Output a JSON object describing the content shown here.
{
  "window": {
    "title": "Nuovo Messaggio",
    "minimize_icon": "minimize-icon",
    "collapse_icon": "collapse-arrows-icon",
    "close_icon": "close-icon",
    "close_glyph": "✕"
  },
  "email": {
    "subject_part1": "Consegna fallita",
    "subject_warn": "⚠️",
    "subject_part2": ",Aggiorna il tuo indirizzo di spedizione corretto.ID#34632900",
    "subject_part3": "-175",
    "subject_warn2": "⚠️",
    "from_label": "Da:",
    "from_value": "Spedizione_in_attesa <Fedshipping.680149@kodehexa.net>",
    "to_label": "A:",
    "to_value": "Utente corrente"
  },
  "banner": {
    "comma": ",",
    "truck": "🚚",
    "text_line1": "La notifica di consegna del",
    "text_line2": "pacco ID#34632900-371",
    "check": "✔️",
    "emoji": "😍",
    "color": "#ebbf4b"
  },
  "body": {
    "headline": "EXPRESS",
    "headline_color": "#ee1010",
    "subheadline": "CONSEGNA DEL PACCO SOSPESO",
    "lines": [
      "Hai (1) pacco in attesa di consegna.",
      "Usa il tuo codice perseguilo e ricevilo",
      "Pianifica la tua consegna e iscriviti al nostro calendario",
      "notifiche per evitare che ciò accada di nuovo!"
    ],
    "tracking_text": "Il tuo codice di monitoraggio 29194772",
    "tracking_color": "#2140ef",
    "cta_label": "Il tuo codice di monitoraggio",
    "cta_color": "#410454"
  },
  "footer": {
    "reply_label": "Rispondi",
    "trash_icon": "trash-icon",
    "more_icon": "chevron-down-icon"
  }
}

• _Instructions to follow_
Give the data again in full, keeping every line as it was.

• _Solution to this exercise_
Output a JSON object describing the content shown here.
{
  "window": {
    "title": "Nuovo Messaggio",
    "minimize_icon": "minimize-icon",
    "collapse_icon": "collapse-arrows-icon",
    "close_icon": "close-icon",
    "close_glyph": "✕"
  },
  "email": {
    "subject_part1": "Consegna fallita",
    "subject_warn": "⚠️",
    "subject_part2": ",Aggiorna il tuo indirizzo di spedizione corretto.ID#34632900",
    "subject_part3": "-175",
    "subject_warn2": "⚠️",
    "from_label": "Da:",
    "from_value": "Spedizione_in_attesa <Fedshipping.680149@kodehexa.net>",
    "to_label": "A:",
    "to_value": "Utente corrente"
  },
  "banner": {
    "comma": ",",
    "truck": "🚚",
    "text_line1": "La notifica di consegna del",
    "text_line2": "pacco ID#34632900-371",
    "check": "✔️",
    "emoji": "😍",
    "color": "#ebbf4b"
  },
  "body": {
    "headline": "EXPRESS",
    "headline_color": "#ee1010",
    "subheadline": "CONSEGNA DEL PACCO SOSPESO",
    "lines": [
      "Hai (1) pacco in attesa di consegna.",
      "Usa il tuo codice perseguilo e ricevilo",
      "Pianifica la tua consegna e iscriviti al nostro calendario",
      "notifiche per evitare che ciò accada di nuovo!"
    ],
    "tracking_text": "Il tuo codice di monitoraggio 29194772",
    "tracking_color": "#2140ef",
    "cta_label": "Il tuo codice di monitoraggio",
    "cta_color": "#410454"
  },
  "footer": {
    "reply_label": "Rispondi",
    "trash_icon": "trash-icon",
    "more_icon": "chevron-down-icon"
  }
}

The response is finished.